Ofwat questioned Thames Water about how it could justify paying a dividend of £37.5 million to its parent company without breaking rules meant to safeguard consumers and the environment.
The water regulator announced that it was investigating if the dividend, announced on Tuesday, was consistent with the licence requirements of the company. The water regulator has not yet initiated a formal enforcement action.
Ofwat had been informed in advance of the dividend and stated that it had written the water provider last Friday asking for a response by the end the month.
Thames Water claimed that the money was being transferred to a parent firm to pay off its debts and no dividends had been paid to “external investors”.
The Guardian was the first to report on this letter.
The regulator stated: “Following notice that Thames Water paid a dividend, Ofwat investigates whether this payment meets the licence requirements.
“Ofwat requested that Thames Water provide additional information on how the dividend payment meets licence requirements to include service delivery to customers and the environment as well as investment and financial resilience.
We will review the extra information from the company and determine if more action is necessary.
New rules introduced in May of this year prevent water companies from paying dividends until they fulfill their promises to customers and the environment.
The regulator can impose fines of up to 10% of the relevant turnover of Thames Water.
The company stated that it worked with Ofwat to “provide further context and clarity” regarding the decision to pay a dividend.
The company said that it had not paid any dividends to outside shareholders and hasn’t taken one for the past six years. (Since 2017), the priority was to invest in the improvement of service to customers and the protection of the environment.
Our plans do not include any external dividends for shareholders until 2030 at the earliest, in order to support our turnaround.
MPs had previously said that Thames Water would be bringing a representative to Parliament to answer questions.
The Environment, Food and Rural Affairs Committee has asked the company to appear on Tuesday, November 9, to provide an explanation of its financial status. Ofwat was also invited.
Thames Water had warned earlier on Tuesday that it will take time to turn things around and that the debt of the company continued to increase in the first half year.

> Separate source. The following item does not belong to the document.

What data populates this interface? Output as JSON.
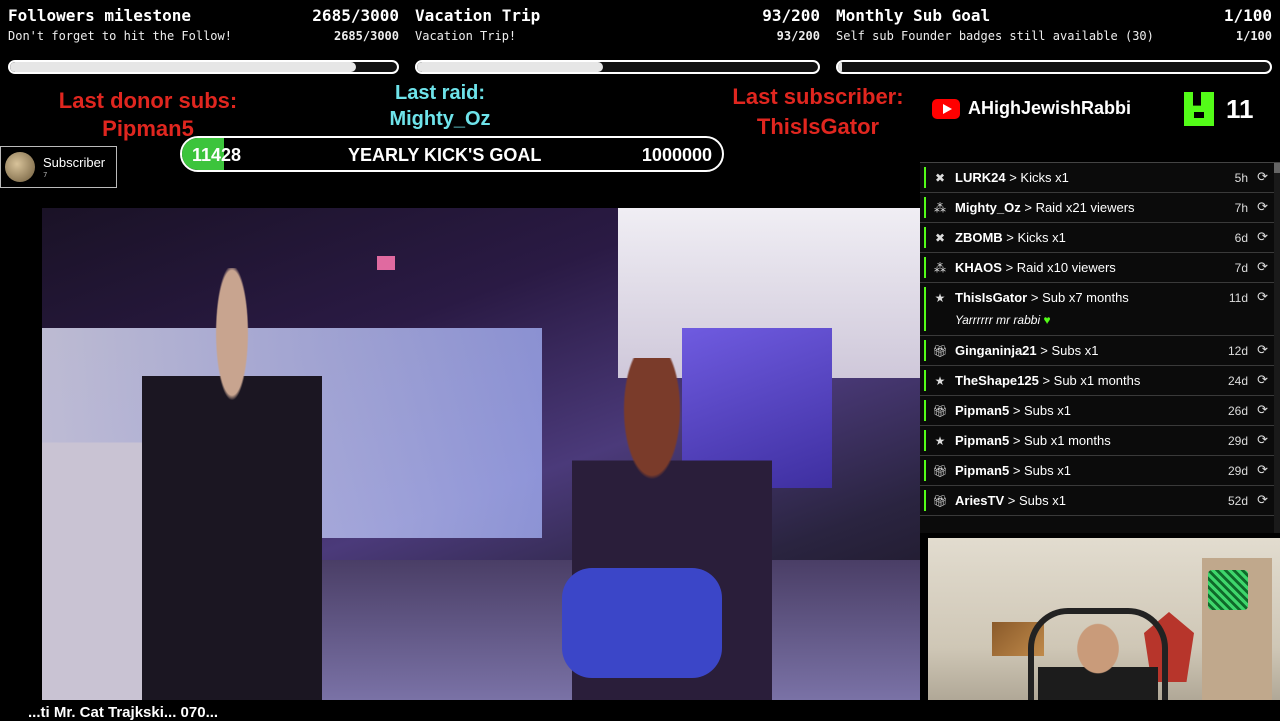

The largest water supplier in the UK reported a 54% decrease in pre-tax profit, which amounted to £246.4m for the six months ending on September 30th.
The company’s revenues rose by 12 percent to £1.3bn, but spent £1bn in record amounts on network improvements.
The results revealed that the debt load of the country has also increased by 7 percent to £14.7bn.
Interim managers said that “immediate action and radical change” was needed to improve the company’s financial and environmental performance.
They said: “Turning the Thames around will take some time. We cannot deliver everything our customers and stakeholders want at the pace and price everyone wants.
We will keep making difficult decisions to deliver what matters most to our customers and the environment.
The results are just a few days after auditors at Thames Water parent company Kemble Water Holdings warned that the company could run out money next April if investors do not inject more cash.
PricewaterhouseCoopers (PwC) recently published accounts for Kemble, the main company behind Thames Water. These accounts contain a warning about the future of Kemble due to a “material uncertainty.” The concern is that there are currently no plans in place to refinance a loan worth £190m at one of its subsidiary companies.
Thames Water shareholders decided in the summer that they would inject £750m into the company’s finances to boost its finances and stave of the threat of nationalisation.
The company asked for £1bn last year.
Thames Water Utilities’ spokesperson stated: “We have a strong financial position, and we are very fortunate to have shareholders who are so supportive.”
The firm stated that the funding package agreed on in the summer is “subject to certain conditions”. These include the preparation of a detailed business plan which will support a targeted turnaround, delivering performance improvements for customers and the environment over the next 3 years.
The group said that shareholders have “acknowledged the need” for an additional £2,5 billion in equity investments in future regulatory periods.
Sarah Bentley, the former head of the water company, abruptly resigned in June due to concerns about its financial stability.
In June, it was revealed that the government had been preparing contingency plans in case Thames Water failed. This was due to growing concerns that the company would collapse under its debts.
Since privatisation, the company has been burdened with debts. Now it faces higher interest rates on these debts as part of them are linked to inflation.
A possible investigation is planned for the group to determine if it misled lawmakers earlier this year about its financial state and investor support.